Born in Pennsylvania, he was a son of William Magaw of Shippensburg. His brothers were Dr. William Magaw and Colonel Robert Magaw, a colonel in the American Revolutionary War. He was member of first class graduated from the College of Philadelphia in 1757, when he received the Bachelor's Degree; the Master's degree was conferred in course in 1760. He was educated for a tutorship at the suggestion of the said College authorities and later studied divinity, and went to England for orders and ordained as an Anglican priest in 1767. On a return he became a missionary of the Society for Propagation of the Gospel at Dover and Duck Creek, Delaware, and was appointed Rector of St. Paul's Church in Philadelphia, in 1781, and held the office until 1804. He received the honorary degree of Doctor of Divinity from Pennsylvania in 1783. Dr. Magaw was Vice-Provost and Professor of Moral Philosophy in the University from 1782 to 1791 and when the union of the College and University occurred in 1791 he was the only professor in the Faculty of the latter who was not included in the new combined body, his withdrawal, which was voluntary, being due to his desire that his friend, Dr. John Andrews, should be elected to his place. He assisted Rev.James Abercrombie, D.D., in founding the Academy of the Protestant Episcopal Church in Philadelphia. He was elected a member of the American Philosophical Society in 1784. Numerous sermons that he preached on special occasions have been published. Bishop White, in his memoirs of the said church, makes complimentary mention of the part Dr. Magaw had taken in 1784 in the organization of the Protestant Episcopal Church in the United States. Dr. Magaw married Lucia, daughter of Andrew Doz, of Philadelphia.[1]
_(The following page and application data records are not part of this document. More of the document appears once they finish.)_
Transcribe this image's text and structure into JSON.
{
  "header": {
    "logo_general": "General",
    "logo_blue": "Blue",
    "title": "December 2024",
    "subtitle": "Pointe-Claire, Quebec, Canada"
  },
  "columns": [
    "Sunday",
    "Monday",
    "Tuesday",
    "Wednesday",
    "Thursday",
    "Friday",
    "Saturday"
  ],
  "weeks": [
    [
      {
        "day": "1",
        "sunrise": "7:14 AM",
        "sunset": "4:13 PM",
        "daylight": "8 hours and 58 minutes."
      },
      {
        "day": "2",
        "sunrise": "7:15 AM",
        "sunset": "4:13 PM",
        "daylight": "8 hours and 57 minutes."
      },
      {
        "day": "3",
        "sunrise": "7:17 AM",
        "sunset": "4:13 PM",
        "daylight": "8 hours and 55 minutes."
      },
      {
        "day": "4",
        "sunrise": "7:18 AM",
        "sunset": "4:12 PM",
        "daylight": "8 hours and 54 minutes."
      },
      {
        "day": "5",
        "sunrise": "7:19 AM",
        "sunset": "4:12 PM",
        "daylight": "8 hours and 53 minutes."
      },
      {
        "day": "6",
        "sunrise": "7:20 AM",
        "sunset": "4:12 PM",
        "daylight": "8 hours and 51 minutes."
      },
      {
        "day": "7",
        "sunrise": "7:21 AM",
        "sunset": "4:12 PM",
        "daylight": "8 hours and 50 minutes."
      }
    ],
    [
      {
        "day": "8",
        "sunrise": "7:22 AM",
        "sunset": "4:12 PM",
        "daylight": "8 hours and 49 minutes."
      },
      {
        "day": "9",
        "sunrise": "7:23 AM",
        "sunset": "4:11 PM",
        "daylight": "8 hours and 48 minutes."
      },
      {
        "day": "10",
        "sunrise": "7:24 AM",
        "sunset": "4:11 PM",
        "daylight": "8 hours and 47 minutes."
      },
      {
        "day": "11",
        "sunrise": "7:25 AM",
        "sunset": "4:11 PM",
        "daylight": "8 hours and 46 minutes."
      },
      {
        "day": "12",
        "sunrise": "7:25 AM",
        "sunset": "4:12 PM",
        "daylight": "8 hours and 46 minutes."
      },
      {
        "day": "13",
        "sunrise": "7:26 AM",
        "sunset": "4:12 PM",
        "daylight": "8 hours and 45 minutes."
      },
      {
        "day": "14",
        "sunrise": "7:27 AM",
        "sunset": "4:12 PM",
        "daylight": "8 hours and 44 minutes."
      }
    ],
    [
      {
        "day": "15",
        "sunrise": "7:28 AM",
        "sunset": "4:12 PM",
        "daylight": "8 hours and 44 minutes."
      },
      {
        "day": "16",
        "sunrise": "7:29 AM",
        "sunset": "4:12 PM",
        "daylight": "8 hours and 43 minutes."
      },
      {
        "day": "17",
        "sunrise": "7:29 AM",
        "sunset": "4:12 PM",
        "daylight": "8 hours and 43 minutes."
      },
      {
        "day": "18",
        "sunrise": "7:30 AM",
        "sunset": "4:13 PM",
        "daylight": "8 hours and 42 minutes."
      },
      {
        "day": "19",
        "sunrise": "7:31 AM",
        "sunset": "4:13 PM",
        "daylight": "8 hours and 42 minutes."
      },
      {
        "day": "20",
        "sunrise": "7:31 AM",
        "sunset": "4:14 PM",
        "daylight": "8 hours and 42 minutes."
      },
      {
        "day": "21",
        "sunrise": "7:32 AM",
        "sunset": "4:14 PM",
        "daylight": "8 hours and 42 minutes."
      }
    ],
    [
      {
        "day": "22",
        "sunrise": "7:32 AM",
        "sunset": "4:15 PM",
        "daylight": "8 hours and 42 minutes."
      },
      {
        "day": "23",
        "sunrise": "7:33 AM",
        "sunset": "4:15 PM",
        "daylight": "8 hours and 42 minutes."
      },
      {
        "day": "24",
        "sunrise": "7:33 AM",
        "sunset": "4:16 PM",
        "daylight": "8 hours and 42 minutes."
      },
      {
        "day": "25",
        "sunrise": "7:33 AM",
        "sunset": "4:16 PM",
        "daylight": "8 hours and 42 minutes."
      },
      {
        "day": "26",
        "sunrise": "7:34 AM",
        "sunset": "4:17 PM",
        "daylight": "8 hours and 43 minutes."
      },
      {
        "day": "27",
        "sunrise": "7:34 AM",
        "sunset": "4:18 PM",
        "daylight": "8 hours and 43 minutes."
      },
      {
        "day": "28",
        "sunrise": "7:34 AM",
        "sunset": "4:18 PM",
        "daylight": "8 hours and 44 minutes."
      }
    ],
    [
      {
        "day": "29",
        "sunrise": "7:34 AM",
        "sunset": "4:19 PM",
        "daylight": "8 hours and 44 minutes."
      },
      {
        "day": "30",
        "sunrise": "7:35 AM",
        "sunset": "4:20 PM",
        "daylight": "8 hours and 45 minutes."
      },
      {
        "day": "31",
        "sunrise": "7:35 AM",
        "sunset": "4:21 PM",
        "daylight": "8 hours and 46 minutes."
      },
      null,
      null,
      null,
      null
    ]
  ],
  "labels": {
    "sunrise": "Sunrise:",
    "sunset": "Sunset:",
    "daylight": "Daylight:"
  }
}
  1. ^ The Alumni Register, The University of Pennsylvania, Volume 9. 1906.